This has been so successful that, in the most part, for the last two decades the world has experienced unfettered growth, low inflation and as a consequence of collapsing inflationary expectations, ever falling long term interest rates. Windfall profits to creditors.
In turn those low rates and the anticipation of unequivocal sustainable long term growth further induced the financial world at large (creditors) to open the lending spigots and provide cheap credit to sovereigns all along the lending chain down to households, at unprecedented levels.
As in all mature expansions, particularly those which have been extended with the ever supportive Central Banks, this culminated in a financial frenzy where prudent regulatory mechanisms, where they existed, were ignored on the unfounded premise that markets know better, on some occasions coercively, in favor of ever expanding balance sheets reflecting ever questionable assets.
Like a pack of cards sitting on frail foundations, the stack came tumbling down as participants began to doubt the strength of their investment convictions. The chain effect didn’t take long to ripple from the
US financial system to the peripheral sovereigns of Europe. Most affected were those whose debts were directed towards private consumption and were not invested for the furtherance in the productive process.
In an attempt to solve the problem created in large part by their own actions, creditors continued to impose strict adherence to their modus operandi as a means of restructuring debtor’s balance sheets and ultimately avoid insolvency.
However, this adjustment process was too austere particularly to those same debtors it was supposed to help as their economic well being was reliant on these same transfers of debt. The resultant effect was to bring debtors one step closer or to bankruptcy per se. Furthermore, the automatic safety net of too big to fail contributed to the totally miscued process of equitably sharing the consequences of what should have been their professional risk taking enterprise. The burden fell once again on the shoulders of the ever supportive debtors. Windfall profits to creditors.

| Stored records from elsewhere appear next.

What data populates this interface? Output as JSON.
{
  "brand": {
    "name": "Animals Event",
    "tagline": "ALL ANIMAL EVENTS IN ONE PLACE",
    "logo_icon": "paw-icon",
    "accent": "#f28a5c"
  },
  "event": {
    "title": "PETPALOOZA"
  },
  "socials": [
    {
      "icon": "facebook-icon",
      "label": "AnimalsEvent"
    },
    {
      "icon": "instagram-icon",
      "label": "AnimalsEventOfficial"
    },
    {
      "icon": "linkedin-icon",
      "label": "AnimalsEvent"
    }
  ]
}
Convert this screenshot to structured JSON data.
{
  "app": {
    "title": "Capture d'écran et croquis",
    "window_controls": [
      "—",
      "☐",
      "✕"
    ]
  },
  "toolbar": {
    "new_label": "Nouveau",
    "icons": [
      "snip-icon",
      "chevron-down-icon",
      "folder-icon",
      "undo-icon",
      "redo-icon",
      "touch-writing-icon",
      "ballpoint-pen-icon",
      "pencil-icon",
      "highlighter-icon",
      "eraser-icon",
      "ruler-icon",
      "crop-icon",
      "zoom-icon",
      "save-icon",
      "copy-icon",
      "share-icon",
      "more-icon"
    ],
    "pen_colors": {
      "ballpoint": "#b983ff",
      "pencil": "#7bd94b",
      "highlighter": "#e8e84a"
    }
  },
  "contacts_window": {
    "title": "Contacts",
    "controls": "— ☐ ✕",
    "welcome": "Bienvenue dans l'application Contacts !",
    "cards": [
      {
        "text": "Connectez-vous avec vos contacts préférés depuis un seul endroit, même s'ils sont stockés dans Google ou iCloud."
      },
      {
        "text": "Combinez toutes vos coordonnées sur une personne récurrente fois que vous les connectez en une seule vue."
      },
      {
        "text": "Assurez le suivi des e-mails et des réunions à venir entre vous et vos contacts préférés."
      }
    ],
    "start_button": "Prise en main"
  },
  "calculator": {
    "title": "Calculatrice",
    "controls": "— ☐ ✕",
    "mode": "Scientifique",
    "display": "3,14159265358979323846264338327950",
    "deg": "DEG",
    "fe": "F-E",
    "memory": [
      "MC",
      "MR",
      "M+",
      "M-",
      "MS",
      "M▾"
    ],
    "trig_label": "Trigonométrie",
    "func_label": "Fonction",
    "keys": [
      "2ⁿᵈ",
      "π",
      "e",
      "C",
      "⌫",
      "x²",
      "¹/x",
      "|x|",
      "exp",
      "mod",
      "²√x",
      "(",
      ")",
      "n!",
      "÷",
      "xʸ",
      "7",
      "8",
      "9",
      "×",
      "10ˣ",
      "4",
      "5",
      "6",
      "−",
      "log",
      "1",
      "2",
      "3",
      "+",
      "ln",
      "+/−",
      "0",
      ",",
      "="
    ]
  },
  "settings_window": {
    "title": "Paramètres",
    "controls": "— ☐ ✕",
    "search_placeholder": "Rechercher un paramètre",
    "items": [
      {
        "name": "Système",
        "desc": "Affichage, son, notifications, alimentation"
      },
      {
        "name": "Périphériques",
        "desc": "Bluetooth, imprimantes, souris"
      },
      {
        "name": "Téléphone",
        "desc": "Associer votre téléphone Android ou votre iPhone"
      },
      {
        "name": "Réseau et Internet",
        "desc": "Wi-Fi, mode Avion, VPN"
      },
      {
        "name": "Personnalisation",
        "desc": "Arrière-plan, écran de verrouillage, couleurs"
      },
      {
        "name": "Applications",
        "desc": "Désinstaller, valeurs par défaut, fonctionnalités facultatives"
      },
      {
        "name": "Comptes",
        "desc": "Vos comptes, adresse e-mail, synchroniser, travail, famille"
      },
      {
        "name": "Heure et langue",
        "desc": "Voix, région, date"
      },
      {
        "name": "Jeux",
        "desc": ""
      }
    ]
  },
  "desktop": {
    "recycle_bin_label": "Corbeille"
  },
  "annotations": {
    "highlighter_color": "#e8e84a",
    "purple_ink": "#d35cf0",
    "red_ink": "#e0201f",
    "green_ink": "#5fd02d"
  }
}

In a globalised economy with all factors of production and consumption interacting this was bound to come to an end. And it has. As debtors became insolvent en masse the balance sheets of creditors began to suffer and without the help of debtors had no alternative but to commence a process that would ultimately lead to a market imposed transfer of wealth to debtors.
It is only once the world economy begins to rebalance the scales in favor of debtors, will it be able to continue along the path to prosperity. This however will require massive addition of liquidity by all participating Central Banks to the extent that not only should they totally abandon their aversion to non existant inflation but embrace and welcome the pursuit of increased inflationary expectations. Only then will the world financial system begin to strengthen its footing.